“This dish is relatively healthy for a breakfast dish,” he told us. “It’s a bit different to what you’d get everywhere else – the combination of the tomato, the egg and the avocado is classic, but the sesame dressing brings a different dimension to it and some more underlining flavours. There’s sesame, rice wine vinegar, some garlic and soy in there. It’s like a nutty, salty flavour.”
Later in the day, you can stop by for lunch, or perhaps a spot of afternoon tea. They do a simple cream tea or a more elaborate affair with the option to add champagne into the mix. It’s not your usual fare, they’ve got truffle chicken brioche rolls, marinated cucumber and dill finger rolls and smoked salmon on rye with cream cheese – but it’s the cakes that will really win you over. The obligatory fruit scones are accompanied by raspberry cheesecake, chocolate and salted caramel mousse and creme brûlée donuts.
In the evening, they whip out a menu of refined dishes that take inspiration from all over the world. Miso-coated chicken breasts rub shoulders with slow-cooked lamb shoulder and chargrilled halloumi with padrón peppers, so there really is something for everyone.
Their most famous dish is an absolute classic – The Ivy shepherd’s pie. “It’s a dish that people come back for. We braise diced lamb shoulder and add beef mince, so you’ve got chunks of lamb and minced beef with carrots, celery and rosemary going through there. Then we cook the stock down, so it becomes thicker and rich, put a little bit of the cheese on top, pipe mash over it and bake it to order. We get that nice crusted top on it.”
Their menus change every three months to make the most of fresh seasonal ingredients, but they always maintain the same fundamental balance, so you’ll always have a good selection of meat, fish and veggie dishes to choose from, with traditional eats alongside more adventurous plates, like the blackened cod fillet, which is one of Burbidge’s favourites.
“A fat piece of cod loin, we put a glaze on that’s made from soy, chilli, lime, ginger and a bit of brown sugar. It coats the cod and then we bake that on a banana leaf in the oven so that all the juices stay in there and keep the fish nice and moist. We serve that with some grilled tenderstem broccoli, and citrus yuzu pickled fennel. The fish is quite rich because of the glaze that’s on it and then you’ve got this fresh yuzu fennel that cuts through that.”

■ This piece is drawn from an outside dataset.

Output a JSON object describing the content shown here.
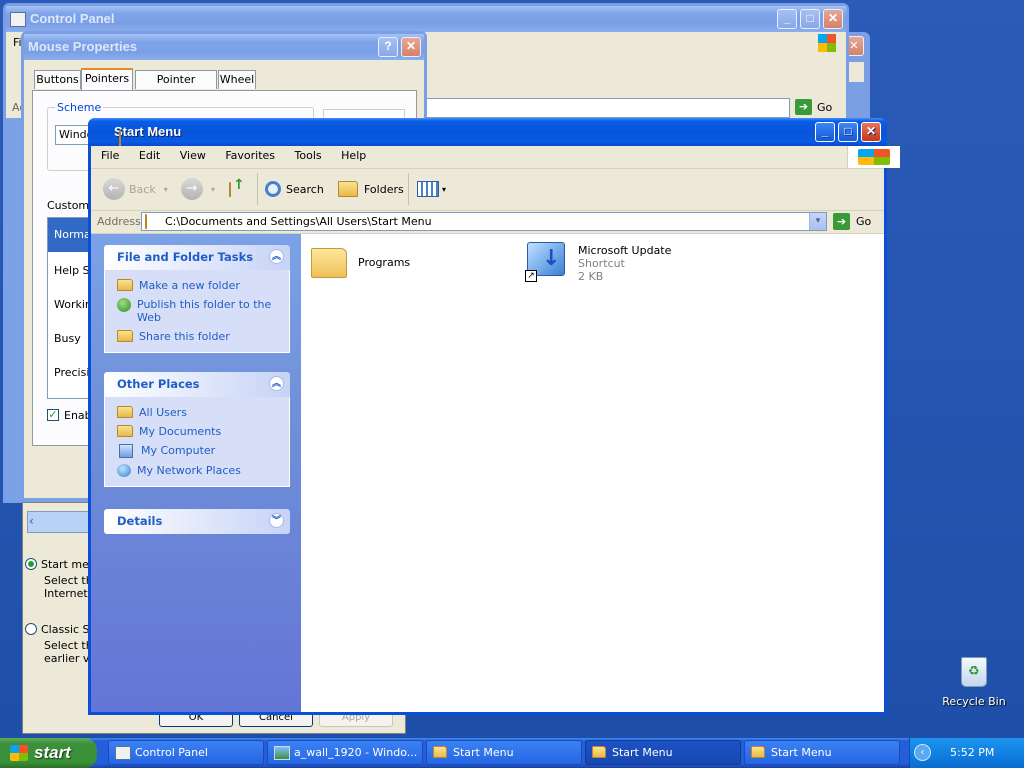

If you just want to enjoy the colourful surroundings, you can nip in for drinks, instead of a meal. Despite its reputation, it’s surprisingly relaxed inside, so they’ll welcome you in for post-shopping coffees and pre-party drinks. They have a perfectly paired G&T menu and a curated collection of cocktails, many of which give a nod to Yorkshire. You could sup the Rhubarb & Raspberry Crumble, with its mix of Slingsby rhubarb gin, Chambord, lemon juice and Fever-Tree ginger beer or try their Candy Floss Fizz – this nostalgic creation is made with Fairy floss, Prosecco, rosé, lychee, ginger and Havana 3 year rum.
Alongside the drinks, you can indulge in a tasty treat or two – their bar snacks are as good as their cocktails, with hickory smoked salted almonds and truffle arancini to tempt you in. If you want something to share, there’s always the zucchini fritti. “It’s long matchstick pieces of courgette which are dipped in milk, dusted in cornflour and deep fried,” Burbidge explained. “We serve that with a chilli, mint and lemon dip sauce. The acidity and the heat with the freshness of the mint cuts through the fact that the courgette has been deep-fried, it brings a nice freshness to it.”
There’s no doubt that The Ivy Victoria Quarter is a cracking addition to the city’s food and drink scene, but is it worth the wait? Check it out for yourself and let us know in the comments.
The Ivy Victoria Quarter, Vicar Lane, Leeds, West Yorkshire, LS1 6BB. Book your table now…